TEN people were arrested for drink or drug driving in Test Valley as part of a police Christmas crackdown to tackle the problem.

Hampshire Constabulary has released figures from Operation Holly, which saw dedicated patrols carried out regularly between December 1, last year, and January 1, to deter and detect motorists suspected of putting lives in danger.

A total 275 were arrested across Hampshire and the Thames Valley during the campaign, with the number of drink drive arrests falling by five per cent, while drug drivers increased by 28 per cent.

The number of arrests for drink driving dropped from 10 in 2017, to seven in 2018. Three motorists were arrested for drug driving - the same number as the previous year.

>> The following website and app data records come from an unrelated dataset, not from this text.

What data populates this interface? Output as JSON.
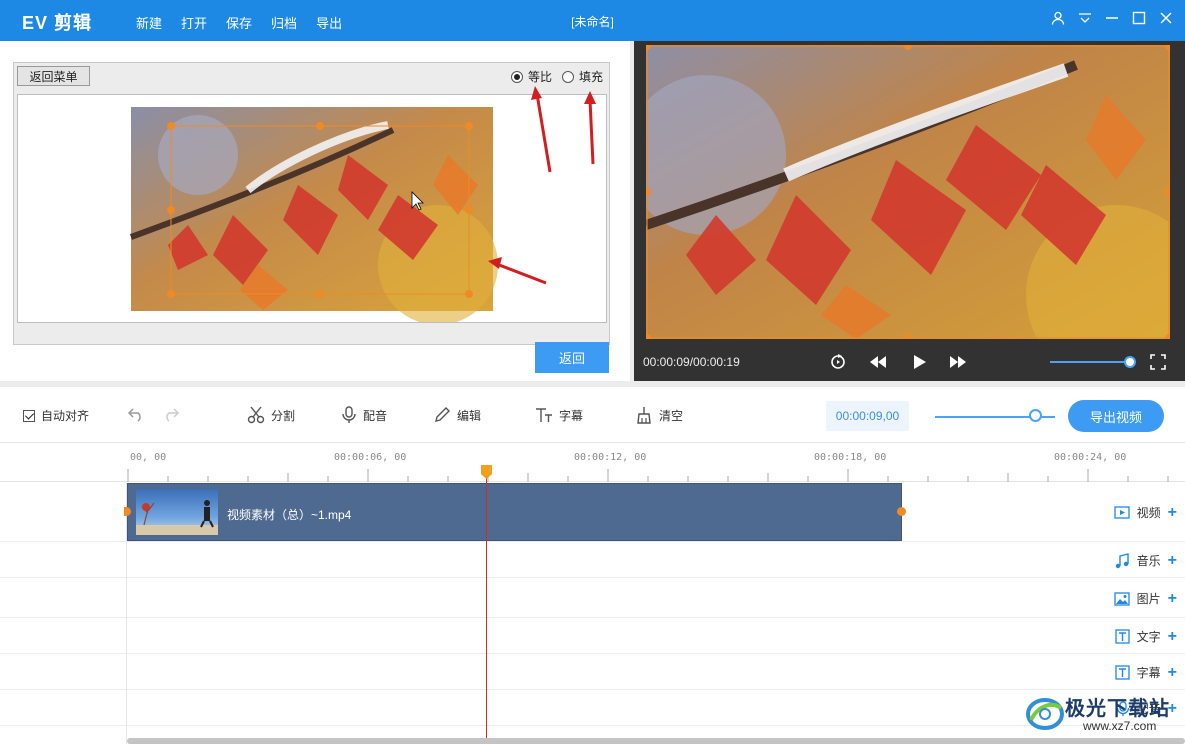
{
  "app": {
    "logo": "EV 剪辑",
    "menu": [
      "新建",
      "打开",
      "保存",
      "归档",
      "导出"
    ],
    "doc_title": "[未命名]",
    "window_icons": [
      "user-icon",
      "menu-collapse-icon",
      "minimize-icon",
      "maximize-icon",
      "close-icon"
    ]
  },
  "crop_editor": {
    "back_menu_label": "返回菜单",
    "mode_options": [
      {
        "label": "等比",
        "selected": true
      },
      {
        "label": "填充",
        "selected": false
      }
    ],
    "back_label": "返回"
  },
  "preview": {
    "time": "00:00:09/00:00:19",
    "controls": [
      "replay-icon",
      "rewind-icon",
      "play-icon",
      "fast-forward-icon",
      "fullscreen-icon"
    ],
    "volume_fraction": 0.92
  },
  "toolbar": {
    "auto_align_label": "自动对齐",
    "auto_align_checked": true,
    "undo_icon": "undo-icon",
    "redo_icon": "redo-icon",
    "split_label": "分割",
    "dub_label": "配音",
    "edit_label": "编辑",
    "subtitle_label": "字幕",
    "clear_label": "清空",
    "timecode": "00:00:09,00",
    "zoom_fraction": 0.85,
    "export_label": "导出视频"
  },
  "timeline": {
    "ruler_labels": [
      "00, 00",
      "00:00:06, 00",
      "00:00:12, 00",
      "00:00:18, 00",
      "00:00:24, 00"
    ],
    "tracks": [
      {
        "label": "视频",
        "icon": "video-track-icon"
      },
      {
        "label": "音乐",
        "icon": "music-note-icon"
      },
      {
        "label": "图片",
        "icon": "image-icon"
      },
      {
        "label": "文字",
        "icon": "text-icon"
      },
      {
        "label": "字幕",
        "icon": "subtitle-icon"
      },
      {
        "label": "配音",
        "icon": "microphone-icon"
      }
    ],
    "clip_name": "视频素材（总）~1.mp4"
  },
  "watermark": {
    "brand": "极光下载站",
    "url": "www.xz7.com"
  },
  "colors": {
    "accent": "#1e88e5",
    "button": "#3e9bf3",
    "clip": "#4f6a91",
    "playhead": "#d52b1e",
    "handle": "#f08a24"
  }
}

Road Safety Sergeant Rob Heard, from the Roads Policing Unit for Hampshire Constabulary and Thames Valley Police said: “This year we have been very intelligence-led and worked closely with our partners from other organisations to help remind people of the dangers and consequences of impaired driving.

“We’ve seen a small drop in the number arrested for drink driving, which is good however there continues to be a steady rise in the number caught for drug driving over the last few years.

“We need to consider that the increase in drug driver arrests is not necessarily because we have more drug drivers on the road but that officers can conduct road side drug testing, using drug analysers to test for a level of certain illegal drugs in a person’s saliva, which wasn’t available pre-2015. The difference being that there only needs to be a trace of one of the eight illegal drugs and no proof of impairment is required for a conviction.

“Different drugs will vary in the time they take to process through your system, some can still be measurable and at an illegal limit to drive some days after use depending on amount and frequency of use.”

“Our message is simple – don’t mix drink or drugs with driving, they may stay longer in your system than you think – It’s not worth the risk. Such behaviour on our roads has far-reaching effects not just for the impaired driver, but for any innocent road users affected by their destructive decisions. It is disappointing that some people still take that risk. Too many people continue to be complacent about the realities of road deaths and serious injuries. That’s why we want everyone to be clear about their responsibilities, and have respect for each other on the road.”

Over 4,200 breath tests were carried out during Operation Holly, with the worst offending drink driving age group were 35-49 years and the highest number of drug drivers were aged 17-24.